As founder of the Road Ethics Project in South Africa, I salute you for your succinct explanation of why ethics matter in a global pandemic.

The key area of concern for our Project is road crashes and their associated deaths, injuries and disabilities, and COVID-19 brings into clear focus the fact that human mobility is a double-edged sword. Postmodern humans have come to take for granted a certain degree of freedom of movement, with the better-resourced amongst us thinking nothing of travelling vast distances around the globe - often purely for recreational reasons and personal gratification. Now we are directly experiencing the downside of this freedom, both in relation to international travel and in relation to regional and local travel. With regards to road travel, we have long tolerated ethically unacceptable externalities like congestion, pollution, environmental destruction and road traffic injuries and deaths, naively seeing these as inevitable trade-offs for convenience and speed of movement.

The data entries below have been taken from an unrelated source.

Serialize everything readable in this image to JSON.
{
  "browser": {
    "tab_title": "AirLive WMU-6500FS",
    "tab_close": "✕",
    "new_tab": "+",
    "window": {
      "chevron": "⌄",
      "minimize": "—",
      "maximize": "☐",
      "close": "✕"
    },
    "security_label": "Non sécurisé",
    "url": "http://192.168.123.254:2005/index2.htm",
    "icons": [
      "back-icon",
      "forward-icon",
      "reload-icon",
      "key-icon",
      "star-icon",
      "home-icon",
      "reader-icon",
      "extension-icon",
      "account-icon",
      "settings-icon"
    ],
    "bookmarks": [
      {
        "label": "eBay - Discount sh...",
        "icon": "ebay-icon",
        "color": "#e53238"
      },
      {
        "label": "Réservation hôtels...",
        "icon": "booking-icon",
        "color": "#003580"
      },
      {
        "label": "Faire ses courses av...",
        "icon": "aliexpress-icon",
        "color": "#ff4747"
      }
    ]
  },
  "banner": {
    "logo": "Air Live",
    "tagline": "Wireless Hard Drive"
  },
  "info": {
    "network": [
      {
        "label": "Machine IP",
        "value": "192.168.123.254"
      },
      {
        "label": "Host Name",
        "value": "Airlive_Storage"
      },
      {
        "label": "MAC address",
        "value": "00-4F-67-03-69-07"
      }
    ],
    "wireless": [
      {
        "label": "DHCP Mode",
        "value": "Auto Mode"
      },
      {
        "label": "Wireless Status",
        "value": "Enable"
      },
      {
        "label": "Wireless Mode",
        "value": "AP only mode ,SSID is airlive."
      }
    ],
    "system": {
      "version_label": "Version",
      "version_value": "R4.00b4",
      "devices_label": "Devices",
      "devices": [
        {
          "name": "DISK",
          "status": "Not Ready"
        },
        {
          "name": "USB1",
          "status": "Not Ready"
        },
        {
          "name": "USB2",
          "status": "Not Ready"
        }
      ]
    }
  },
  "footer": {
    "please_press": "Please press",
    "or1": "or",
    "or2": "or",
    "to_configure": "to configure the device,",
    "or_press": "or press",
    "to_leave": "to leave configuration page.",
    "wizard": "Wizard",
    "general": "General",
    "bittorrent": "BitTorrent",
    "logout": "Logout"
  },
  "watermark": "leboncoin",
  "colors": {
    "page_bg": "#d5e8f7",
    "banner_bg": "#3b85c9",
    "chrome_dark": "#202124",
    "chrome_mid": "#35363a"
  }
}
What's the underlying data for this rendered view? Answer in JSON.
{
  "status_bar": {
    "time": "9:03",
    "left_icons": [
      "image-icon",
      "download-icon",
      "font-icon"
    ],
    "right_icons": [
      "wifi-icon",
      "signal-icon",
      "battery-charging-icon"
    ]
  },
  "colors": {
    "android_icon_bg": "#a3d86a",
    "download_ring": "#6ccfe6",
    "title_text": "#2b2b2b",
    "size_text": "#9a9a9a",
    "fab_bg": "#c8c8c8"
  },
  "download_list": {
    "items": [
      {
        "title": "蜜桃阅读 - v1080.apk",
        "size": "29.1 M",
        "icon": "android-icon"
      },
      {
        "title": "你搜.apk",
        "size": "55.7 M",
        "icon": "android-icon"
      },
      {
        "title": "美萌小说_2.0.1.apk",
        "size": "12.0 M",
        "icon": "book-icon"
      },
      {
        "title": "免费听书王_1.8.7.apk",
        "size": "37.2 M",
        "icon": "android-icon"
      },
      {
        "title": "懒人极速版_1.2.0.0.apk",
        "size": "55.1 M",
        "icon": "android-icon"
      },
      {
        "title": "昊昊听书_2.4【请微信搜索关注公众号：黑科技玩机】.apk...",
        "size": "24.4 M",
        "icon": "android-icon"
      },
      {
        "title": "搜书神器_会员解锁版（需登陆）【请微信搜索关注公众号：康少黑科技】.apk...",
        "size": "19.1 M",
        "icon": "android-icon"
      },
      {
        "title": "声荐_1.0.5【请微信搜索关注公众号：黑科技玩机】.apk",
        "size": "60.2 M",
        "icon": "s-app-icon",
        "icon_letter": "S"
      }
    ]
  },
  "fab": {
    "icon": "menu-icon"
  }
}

Ironically, the COVID-19 pandemic may do more to bring the world closer to the unmet goals of the Decade of Action for Road Safety 2011-2020, than any other measure has been able to do! It will be very interesting, in the wake of the pandemic, to track what it has meant for road deaths in particular. We must then step up the level of ethics-based conversation about what that implies for us all, going forward.

- Dr Lee Randall, Johannesburg, South Africa